RECORDS SUPPLIED

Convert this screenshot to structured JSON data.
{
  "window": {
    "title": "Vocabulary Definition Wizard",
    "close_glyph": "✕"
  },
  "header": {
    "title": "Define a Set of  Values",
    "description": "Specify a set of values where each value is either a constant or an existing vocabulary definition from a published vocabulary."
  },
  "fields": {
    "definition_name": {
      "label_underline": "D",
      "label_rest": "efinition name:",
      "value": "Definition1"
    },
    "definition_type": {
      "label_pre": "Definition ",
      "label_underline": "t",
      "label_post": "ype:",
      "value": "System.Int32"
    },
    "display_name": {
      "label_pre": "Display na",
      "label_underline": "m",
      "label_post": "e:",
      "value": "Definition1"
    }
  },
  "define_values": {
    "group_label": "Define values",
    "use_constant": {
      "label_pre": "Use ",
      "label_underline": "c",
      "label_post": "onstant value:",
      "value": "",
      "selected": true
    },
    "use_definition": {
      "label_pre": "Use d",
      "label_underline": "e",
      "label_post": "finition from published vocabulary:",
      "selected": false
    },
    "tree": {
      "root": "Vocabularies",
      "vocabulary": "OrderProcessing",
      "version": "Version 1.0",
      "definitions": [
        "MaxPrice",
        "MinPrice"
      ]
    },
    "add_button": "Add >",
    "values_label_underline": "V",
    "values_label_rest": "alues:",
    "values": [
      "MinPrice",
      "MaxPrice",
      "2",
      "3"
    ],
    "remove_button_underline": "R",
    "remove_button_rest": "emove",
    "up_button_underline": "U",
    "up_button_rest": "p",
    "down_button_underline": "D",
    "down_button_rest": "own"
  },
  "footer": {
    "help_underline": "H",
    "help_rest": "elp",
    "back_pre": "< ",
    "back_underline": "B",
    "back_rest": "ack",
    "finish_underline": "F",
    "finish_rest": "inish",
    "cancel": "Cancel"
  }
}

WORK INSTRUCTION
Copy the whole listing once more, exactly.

YOUR RESPONSE
Convert this screenshot to structured JSON data.
{
  "window": {
    "title": "Vocabulary Definition Wizard",
    "close_glyph": "✕"
  },
  "header": {
    "title": "Define a Set of  Values",
    "description": "Specify a set of values where each value is either a constant or an existing vocabulary definition from a published vocabulary."
  },
  "fields": {
    "definition_name": {
      "label_underline": "D",
      "label_rest": "efinition name:",
      "value": "Definition1"
    },
    "definition_type": {
      "label_pre": "Definition ",
      "label_underline": "t",
      "label_post": "ype:",
      "value": "System.Int32"
    },
    "display_name": {
      "label_pre": "Display na",
      "label_underline": "m",
      "label_post": "e:",
      "value": "Definition1"
    }
  },
  "define_values": {
    "group_label": "Define values",
    "use_constant": {
      "label_pre": "Use ",
      "label_underline": "c",
      "label_post": "onstant value:",
      "value": "",
      "selected": true
    },
    "use_definition": {
      "label_pre": "Use d",
      "label_underline": "e",
      "label_post": "finition from published vocabulary:",
      "selected": false
    },
    "tree": {
      "root": "Vocabularies",
      "vocabulary": "OrderProcessing",
      "version": "Version 1.0",
      "definitions": [
        "MaxPrice",
        "MinPrice"
      ]
    },
    "add_button": "Add >",
    "values_label_underline": "V",
    "values_label_rest": "alues:",
    "values": [
      "MinPrice",
      "MaxPrice",
      "2",
      "3"
    ],
    "remove_button_underline": "R",
    "remove_button_rest": "emove",
    "up_button_underline": "U",
    "up_button_rest": "p",
    "down_button_underline": "D",
    "down_button_rest": "own"
  },
  "footer": {
    "help_underline": "H",
    "help_rest": "elp",
    "back_pre": "< ",
    "back_underline": "B",
    "back_rest": "ack",
    "finish_underline": "F",
    "finish_rest": "inish",
    "cancel": "Cancel"
  }
}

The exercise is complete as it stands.